Over-detachment might lead to the coach following their own agenda at the expense of their relationship with the corporate client.
So, which part of you will be making these choices?
Our sub-personalities come with their own perspectives, their own priorities and make their choices accordingly.
In order to practice detached involvement successfully, you will need to consciously rise above the level of your sub-personalities and attain your centre, your Conscious Self. If your sub-personalities are the musicians in the orchestra, your Conscious Self is the conductor of the orchestra.
In the previous three scenarios, the coach will need to discern from a clear and stable place.
So, what can we do to arrive at our centre, our Conscious Self?
The applied psychology of Psychosynthesis offers us a technique called the Dis-identifying and Identifying Exercise which helps us to disidentify from the contents of our personality and connect with our deeper centre of identity, our Conscious Self, also known as our “I”.
How do we know when we have attained our “I”?
We typically experience a greater calm, a degree of serenity and balance beyond the daily norm.
A place where clarity and sureness of choice is more available to us.
It is from this place that we can discern most clearly and choose the appropriate levels of detachment and involvement in all the interventions in our coaching practice.
When you practice detached involvement, you’re both a participant and an observer of your life at the same time. You see all experiences as part of life’s journey without judging them as being good or bad. You simply experience them and are in control of your responses to them. You’re fully involved, but detached from the allure of outcomes.
So, how do you learn to practice detached involvement?
- Take nothing personally
- Make no assumptions
- Make as few judgments as possible
- Let go of the need to be right

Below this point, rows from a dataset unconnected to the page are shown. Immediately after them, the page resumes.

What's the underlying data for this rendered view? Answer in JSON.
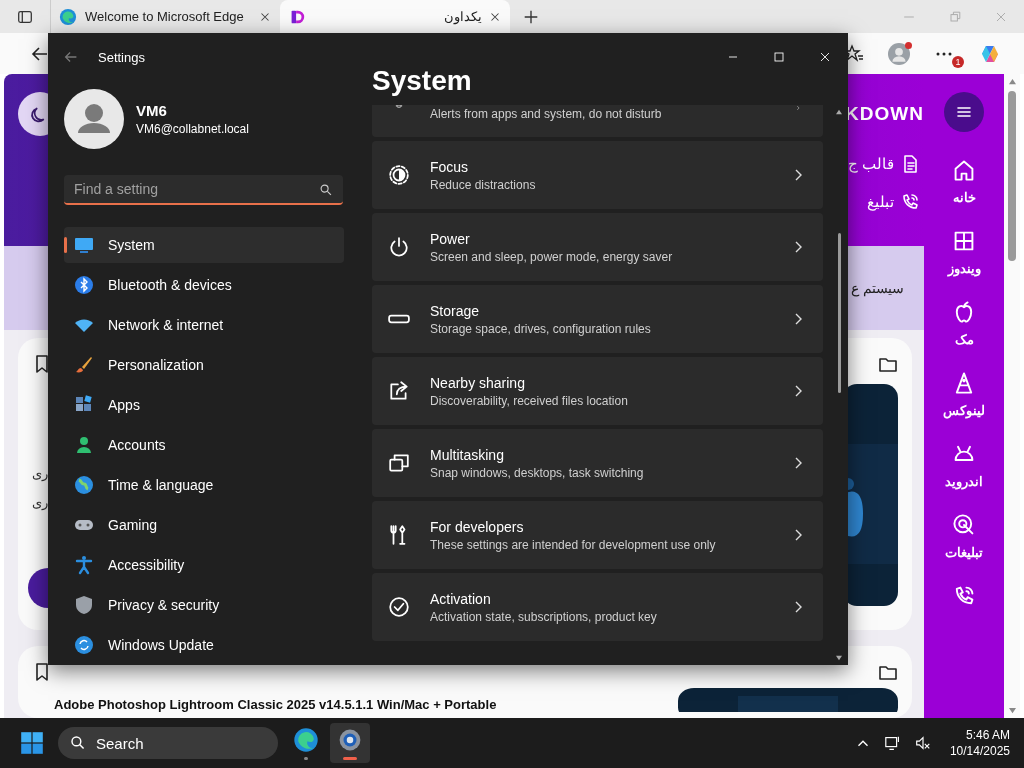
{
  "browser": {
    "tabs": [
      {
        "title": "Welcome to Microsoft Edge",
        "selected": false
      },
      {
        "title": "یکداون",
        "selected": true
      }
    ],
    "more_badge": "1"
  },
  "webpage": {
    "logo": "KDOWN",
    "header_links": [
      {
        "label": "قالب ج"
      },
      {
        "label": "تبلیغ"
      }
    ],
    "banner_text": "سیستم ع",
    "side_texts": [
      "ری",
      "ری"
    ],
    "post_title": "Adobe Photoshop Lightroom Classic 2025 v14.5.1.1 Win/Mac + Portable",
    "nav": [
      {
        "label": "خانه"
      },
      {
        "label": "ویندوز"
      },
      {
        "label": "مک"
      },
      {
        "label": "لینوکس"
      },
      {
        "label": "اندروید"
      },
      {
        "label": "تبلیغات"
      }
    ]
  },
  "settings": {
    "title": "Settings",
    "user": {
      "name": "VM6",
      "email": "VM6@collabnet.local"
    },
    "search": {
      "placeholder": "Find a setting"
    },
    "nav": [
      {
        "label": "System",
        "selected": true
      },
      {
        "label": "Bluetooth & devices",
        "selected": false
      },
      {
        "label": "Network & internet",
        "selected": false
      },
      {
        "label": "Personalization",
        "selected": false
      },
      {
        "label": "Apps",
        "selected": false
      },
      {
        "label": "Accounts",
        "selected": false
      },
      {
        "label": "Time & language",
        "selected": false
      },
      {
        "label": "Gaming",
        "selected": false
      },
      {
        "label": "Accessibility",
        "selected": false
      },
      {
        "label": "Privacy & security",
        "selected": false
      },
      {
        "label": "Windows Update",
        "selected": false
      }
    ],
    "heading": "System",
    "items": [
      {
        "subtitle": "Alerts from apps and system, do not disturb"
      },
      {
        "title": "Focus",
        "subtitle": "Reduce distractions"
      },
      {
        "title": "Power",
        "subtitle": "Screen and sleep, power mode, energy saver"
      },
      {
        "title": "Storage",
        "subtitle": "Storage space, drives, configuration rules"
      },
      {
        "title": "Nearby sharing",
        "subtitle": "Discoverability, received files location"
      },
      {
        "title": "Multitasking",
        "subtitle": "Snap windows, desktops, task switching"
      },
      {
        "title": "For developers",
        "subtitle": "These settings are intended for development use only"
      },
      {
        "title": "Activation",
        "subtitle": "Activation state, subscriptions, product key"
      }
    ]
  },
  "taskbar": {
    "search": "Search",
    "apps": [
      {
        "selected": false
      },
      {
        "selected": true
      }
    ],
    "time": "5:46 AM",
    "date": "10/14/2025"
  }
}
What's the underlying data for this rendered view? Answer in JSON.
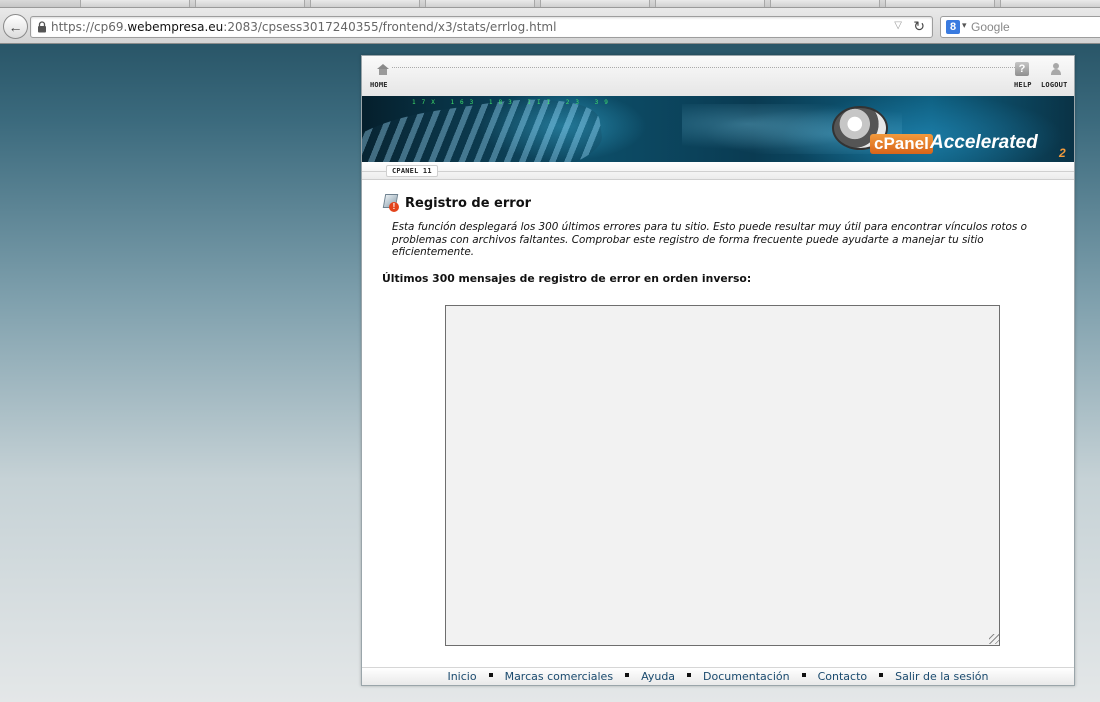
{
  "browser": {
    "url_prefix": "https://cp69.",
    "url_domain": "webempresa.eu",
    "url_path": ":2083/cpsess3017240355/frontend/x3/stats/errlog.html",
    "search_engine": "Google",
    "search_icon_letter": "8"
  },
  "topnav": {
    "home_label": "HOME",
    "help_label": "HELP",
    "logout_label": "LOGOUT"
  },
  "banner": {
    "ticker": "17X  163  183  III  23  39",
    "brand_word": "cPanel",
    "accelerated": "Accelerated",
    "sub": "2"
  },
  "version": "CPANEL 11",
  "page": {
    "title": "Registro de error",
    "description": "Esta función desplegará los 300 últimos errores para tu sitio. Esto puede resultar muy útil para encontrar vínculos rotos o problemas con archivos faltantes. Comprobar este registro de forma frecuente puede ayudarte a manejar tu sitio eficientemente.",
    "log_heading": "Últimos 300 mensajes de registro de error en orden inverso:",
    "log_content": ""
  },
  "footer": {
    "links": [
      "Inicio",
      "Marcas comerciales",
      "Ayuda",
      "Documentación",
      "Contacto",
      "Salir de la sesión"
    ]
  },
  "colors": {
    "brand_orange": "#f29a3c",
    "link_blue": "#1a4a6e",
    "error_red": "#e3431c"
  }
}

- Let go of the need to control
- Be passionate about all of life’s experiences, even the painful ones
- Give all you have, your true gifts, to whatever you’re doing
- Detach from future potential results